Once in the U.S., Nuñez’s mother found a job working long hours at a garment factory. The family had found economic stability and Olga found something she thought she left behind in Guatemala: her fellow Garifuna.
Nuñez, now 42, is a descendant of a community of Afro-Caribbean and Arawak peoples from Central America’s Caribbean coast. The Garifuna trace their origins to West African slaves who were expelled by the British from the island of St. Vincent in the late 1800s. Following an uprising against the British in 1797, the British resettled the Garifuna on the island of Roatán, off the coast of Honduras. Over time the community spread, establishing villages in Belize, Nicaragua, and Guatemala.
For much of the 20th century, Garifuna immigrants have fled poverty and violence in their home countries to settle in America. Many travel through harrowing conditions to find their way to New Orleans, Texas, Los Angeles, and New York, where they historically found work on ships.
Migration has fostered a strong sense of identity. Garifuna celebrate their own unique heritage and language through music, which is characterized by guitar and drums, as well as religion and food, including Hudut, a coconut-based shellfish stew served with mashed plantains. Dance is an especially important part of the Garufina culture. Garifuna men and women dance together to for a variety of occasions, including birthdays and deaths.
In the U.S., Garifuna are often assumed to be African-American, because of their skin color, or Latino because many speak Spanish. Many Garufina in America do not speak the Garifuna language—which has bits of English, Spanish, French, and Arawak. Garufina leaders in America fear the language may one day soon disappear.
To preserve their culture, local leaders in New York City have encouraged Garifuna to list their heritage for the US census, and have pushed authorities to create a “Garifuna” category. On Saturdays local educators offer Garifuna language classes in the Bronx. And a local blogger from the Bronx, Teofilo Colón, has launched the website “Being Garifuna” to document community news.

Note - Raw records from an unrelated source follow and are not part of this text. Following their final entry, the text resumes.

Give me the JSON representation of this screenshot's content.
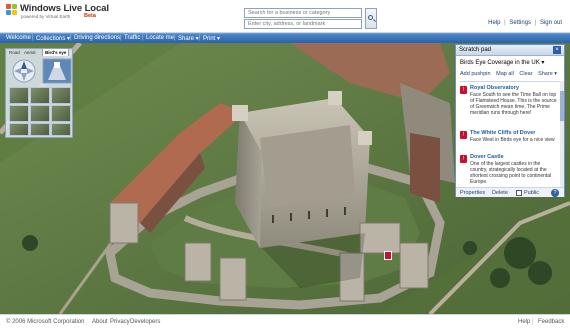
{
  "brand": {
    "title": "Windows Live Local",
    "subtitle": "powered by Virtual Earth",
    "badge": "Beta"
  },
  "search": {
    "business_placeholder": "Search for a business or category",
    "location_placeholder": "Enter city, address, or landmark"
  },
  "top_links": {
    "help": "Help",
    "settings": "Settings",
    "signout": "Sign out"
  },
  "nav": {
    "items": [
      "Welcome",
      "Collections ▾",
      "Driving directions",
      "Traffic",
      "Locate me",
      "Share ▾",
      "Print ▾"
    ]
  },
  "dashboard": {
    "tabs": [
      "Road",
      "Aerial",
      "Bird's eye"
    ]
  },
  "scratch_pad": {
    "title": "Scratch pad",
    "collection": "Birds Eye Coverage in the UK ▾",
    "actions": [
      "Add pushpin",
      "Map all",
      "Clear",
      "Share ▾"
    ],
    "items": [
      {
        "title": "Royal Observatory",
        "desc": "Face South to see the Time Ball on top of Flamsteed House. This is the source of Greenwich mean time. The Prime meridian runs through here!"
      },
      {
        "title": "The White Cliffs of Dover",
        "desc": "Face West in Birds eye for a nice view"
      },
      {
        "title": "Dover Castle",
        "desc": "One of the largest castles in the country, strategically located at the shortest crossing point to continental Europe."
      }
    ],
    "footer": {
      "properties": "Properties",
      "delete": "Delete",
      "public": "Public",
      "help": "?"
    }
  },
  "footer": {
    "copyright": "© 2006 Microsoft Corporation",
    "about": "About",
    "privacy": "Privacy",
    "developers": "Developers",
    "help": "Help",
    "feedback": "Feedback"
  },
  "colors": {
    "nav": "#2b62a8",
    "link": "#1e5ba8",
    "pin": "#c8102e"
  }
}
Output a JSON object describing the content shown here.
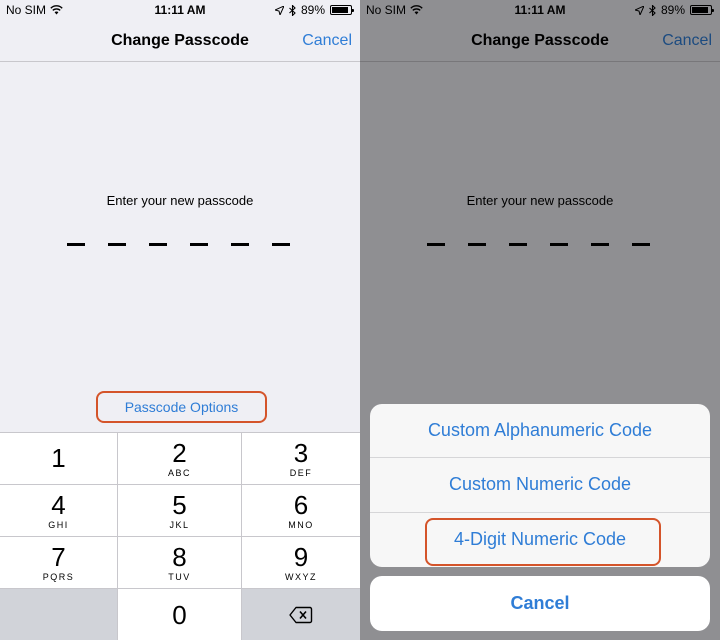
{
  "statusbar": {
    "carrier": "No SIM",
    "time": "11:11 AM",
    "battery": "89%",
    "battery_level": 0.89,
    "icons": [
      "wifi-icon",
      "location-arrow-icon",
      "bluetooth-icon",
      "battery-icon"
    ]
  },
  "navbar": {
    "title": "Change Passcode",
    "cancel_label": "Cancel"
  },
  "passcode": {
    "prompt": "Enter your new passcode",
    "digit_count": 6
  },
  "options_button": {
    "label": "Passcode Options"
  },
  "keypad": {
    "keys": [
      {
        "num": "1",
        "letters": ""
      },
      {
        "num": "2",
        "letters": "ABC"
      },
      {
        "num": "3",
        "letters": "DEF"
      },
      {
        "num": "4",
        "letters": "GHI"
      },
      {
        "num": "5",
        "letters": "JKL"
      },
      {
        "num": "6",
        "letters": "MNO"
      },
      {
        "num": "7",
        "letters": "PQRS"
      },
      {
        "num": "8",
        "letters": "TUV"
      },
      {
        "num": "9",
        "letters": "WXYZ"
      },
      {
        "num": "0",
        "letters": ""
      }
    ],
    "delete_icon": "delete-backspace-icon"
  },
  "action_sheet": {
    "items": [
      {
        "label": "Custom Alphanumeric Code"
      },
      {
        "label": "Custom Numeric Code"
      },
      {
        "label": "4-Digit Numeric Code",
        "highlighted": true
      }
    ],
    "cancel_label": "Cancel"
  },
  "colors": {
    "accent": "#2f7dd6",
    "highlight_border": "#d4542a",
    "background": "#efeff4"
  }
}
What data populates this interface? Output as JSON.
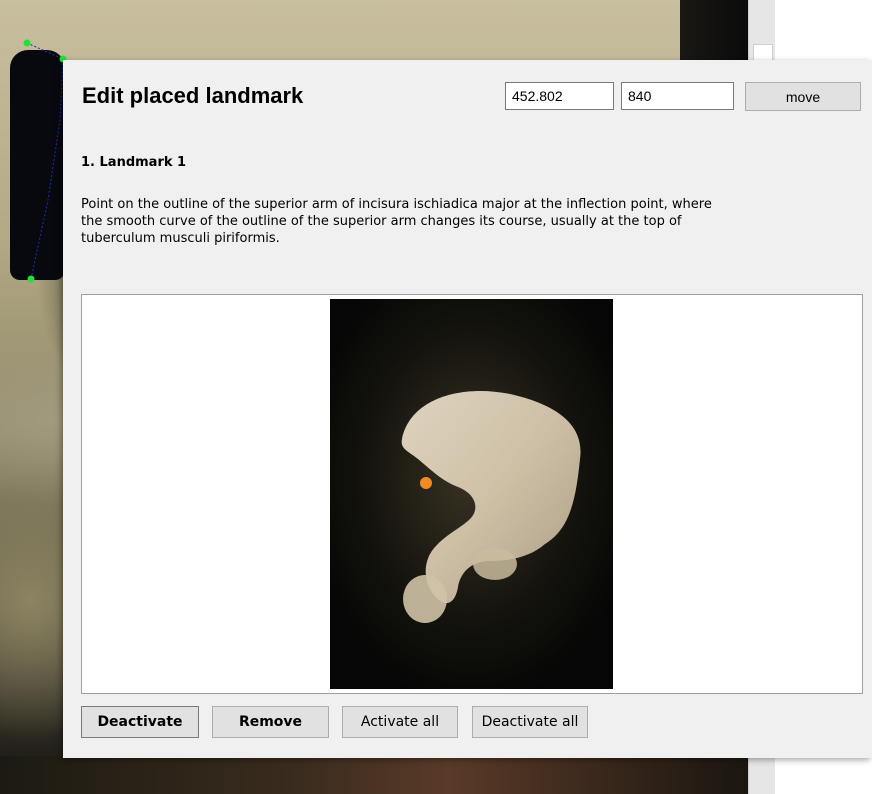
{
  "dialog": {
    "title": "Edit placed landmark",
    "coord_x": "452.802",
    "coord_y": "840",
    "move_label": "move",
    "landmark_heading": "1. Landmark 1",
    "landmark_description": "Point on the outline of the superior arm of incisura ischiadica major at the inflection point, where the smooth curve of the outline of the superior arm changes its course, usually at the top of tuberculum musculi piriformis.",
    "buttons": {
      "deactivate": "Deactivate",
      "remove": "Remove",
      "activate_all": "Activate all",
      "deactivate_all": "Deactivate all"
    }
  },
  "colors": {
    "landmark_marker": "#f08a24",
    "canvas_points": "#22e03a",
    "outline_line": "#1b2fb0"
  }
}
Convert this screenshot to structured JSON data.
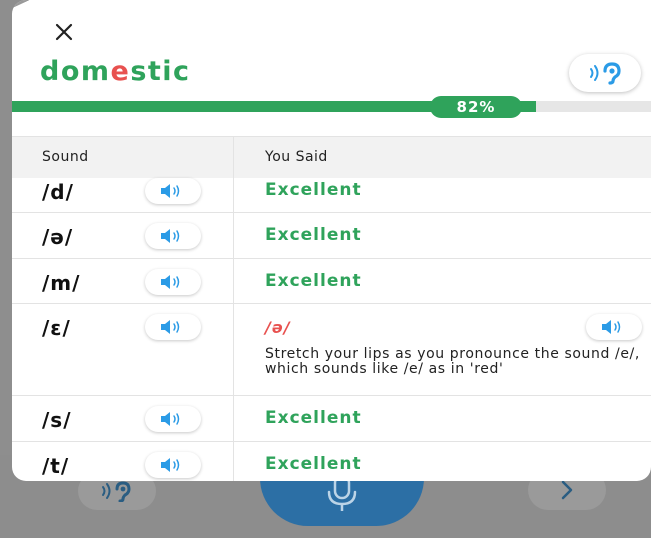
{
  "header": {
    "close_icon": "close-icon",
    "word_parts": [
      "dom",
      "e",
      "stic"
    ],
    "listen_icon": "ear-speaker-icon"
  },
  "progress": {
    "percent": 82,
    "label": "82%"
  },
  "table": {
    "col_sound": "Sound",
    "col_you_said": "You Said",
    "rows": [
      {
        "sound": "/d/",
        "result": "Excellent",
        "status": "good"
      },
      {
        "sound": "/ə/",
        "result": "Excellent",
        "status": "good"
      },
      {
        "sound": "/m/",
        "result": "Excellent",
        "status": "good"
      },
      {
        "sound": "/ɛ/",
        "result": "/ə/",
        "status": "bad",
        "tip": "Stretch your lips as you pronounce the sound /e/, which sounds like /e/ as in 'red'"
      },
      {
        "sound": "/s/",
        "result": "Excellent",
        "status": "good"
      },
      {
        "sound": "/t/",
        "result": "Excellent",
        "status": "good"
      }
    ]
  },
  "background": {
    "listen_icon": "ear-speaker-icon",
    "mic_icon": "microphone-icon",
    "next_icon": "chevron-right-icon"
  },
  "colors": {
    "good": "#2fa35b",
    "bad": "#e8514f",
    "speaker": "#2b9be6"
  }
}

Nuñez herself remains a fierce advocate of Garifuna culture. Once a week she dances with a troupe in a South Bronx auditorium, and once a month, she sings in a Catholic mass, partly in Garifuna.
By Christopher Crosby